The first rule of entrepreneurial businesses is to have a paying customer. In the early stages of venture creation, customer acquisitions are critical business decision making parameters, which results in cash flows, short-range decision making. Whereas investing in scalable technology, data architecture, talent sourcing, and curation of the environment around you is long view strategy on entrepreneurial decision making. It is evident that society, after a crisis such as the GFC, the Arab Spring in North Africa, or the Asian market crashes, we tend to keep working in a secure job, while pursuing highly speculative ventures on the side. It shows in multiple studies which measure total entrepreneurial activities across the globe.
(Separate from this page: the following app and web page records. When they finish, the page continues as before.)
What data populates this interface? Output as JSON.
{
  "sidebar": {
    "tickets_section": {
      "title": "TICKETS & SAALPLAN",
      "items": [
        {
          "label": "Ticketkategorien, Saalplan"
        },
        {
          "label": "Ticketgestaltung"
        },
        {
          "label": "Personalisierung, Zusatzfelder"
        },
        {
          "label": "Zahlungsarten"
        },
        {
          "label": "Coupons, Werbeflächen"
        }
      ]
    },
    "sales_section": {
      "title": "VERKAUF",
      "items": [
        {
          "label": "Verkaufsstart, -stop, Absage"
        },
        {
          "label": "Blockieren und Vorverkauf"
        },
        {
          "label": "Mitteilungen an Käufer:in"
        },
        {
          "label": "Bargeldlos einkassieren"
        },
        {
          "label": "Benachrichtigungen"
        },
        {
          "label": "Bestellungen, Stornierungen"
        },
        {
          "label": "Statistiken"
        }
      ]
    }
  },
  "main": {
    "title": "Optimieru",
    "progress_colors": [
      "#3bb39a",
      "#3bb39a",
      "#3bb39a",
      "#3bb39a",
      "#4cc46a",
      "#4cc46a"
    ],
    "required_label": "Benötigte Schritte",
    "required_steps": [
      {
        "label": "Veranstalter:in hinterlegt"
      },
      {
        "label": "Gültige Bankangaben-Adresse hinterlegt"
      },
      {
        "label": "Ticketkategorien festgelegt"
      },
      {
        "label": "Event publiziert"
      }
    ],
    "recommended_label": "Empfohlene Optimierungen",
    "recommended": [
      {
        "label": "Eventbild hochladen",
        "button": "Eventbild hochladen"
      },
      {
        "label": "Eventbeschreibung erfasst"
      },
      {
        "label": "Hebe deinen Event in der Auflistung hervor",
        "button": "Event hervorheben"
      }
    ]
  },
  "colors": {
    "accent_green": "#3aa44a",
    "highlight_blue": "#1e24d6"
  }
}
Similarly, I firmly believe that post COVID-19, there will be a significant rise in digital enterprises. The current era is a short-range, long view world, and according to the Global Entrepreneurship Monitor’s report in 2020 - around 1.4 million people in Australia have started some kind of employer-sponsored entrepreneurial venture. This microtrend proves my argument that many of us have side hustles with a long view on wealth creation. In a day-to-day business operations, a majority of the decisions involve behavioural and decision rules. Entrepreneur’s focus and clarity on this relationship help in creating a business model that is responsive to the real world and works best with both short-range, and long-view strategy. For example, one of the golden rules of investing in the equity market is to spend 90% of your funds in something as low risk and safe (exchange-traded funds etc.) while putting 10% toward extremely high-risk, high-reward investments such as options trading. This type of risk-taking or risk-seeking behaviour contributes to overall wealth creation and success of a venture or project.
Probabilistic versus deterministic thinking
Statistics should not be a substitute for thinking; however, I firmly believe that our understanding of probability, luck, and the chance of events have an impact on how we see the world and decisions we make throughout our lives. There are only a few books that I have re-read several times, Thinking, Fast and Slow is one of them. In this book, Daniel Kahneman introduced the concept of the “availability heuristic”. To explain this heuristic, let’s assume if someone you know has been affected by COVID-19 (infection, job loss, business closer), you’ll perceive the possibility of such an event as highly likely. Similarly, if one of your close friends wins a lottery, your perception of the probability of your winning increases. Mathematically speaking, there are such events for which the outcome of an event is easy to model. At times, the consequences of these outcomes are easy to model, as well. These are deterministic event, and then there are accidents, pandemics, and earthquakes. More so, based on historical information, one can draw subjective estimates of the deterministic probabilities. However, for probabilistic scenarios or in uncertainty, decision making is more complicated. In their book, Kahnemann explores why the knowledge of statistics is limited among the general population. However, there are entrepreneurs for whom a better understanding of the human tendency to find patterns, and their biases (availability, confirmation or others) could provide a challenge in decision making. Based on scholarly research of risk engineering and complex systems, we know that there is no guarantee for success, so treating everything decision as an experiment (probabilistic thinking) pays off in a short-range, and long run. Getting lucky is not a chance or luck – it is a skill to navigate through the probabilistic (real) world.
We live in a world that is volatile and uncertain. In uncertainty, you may or may not have all the information to make decisions. One of the best strategies to adapt to the future world is to build a short-range, long-view approach in your time, and money investment, and with life, in general, develop a probabilistic view of the world.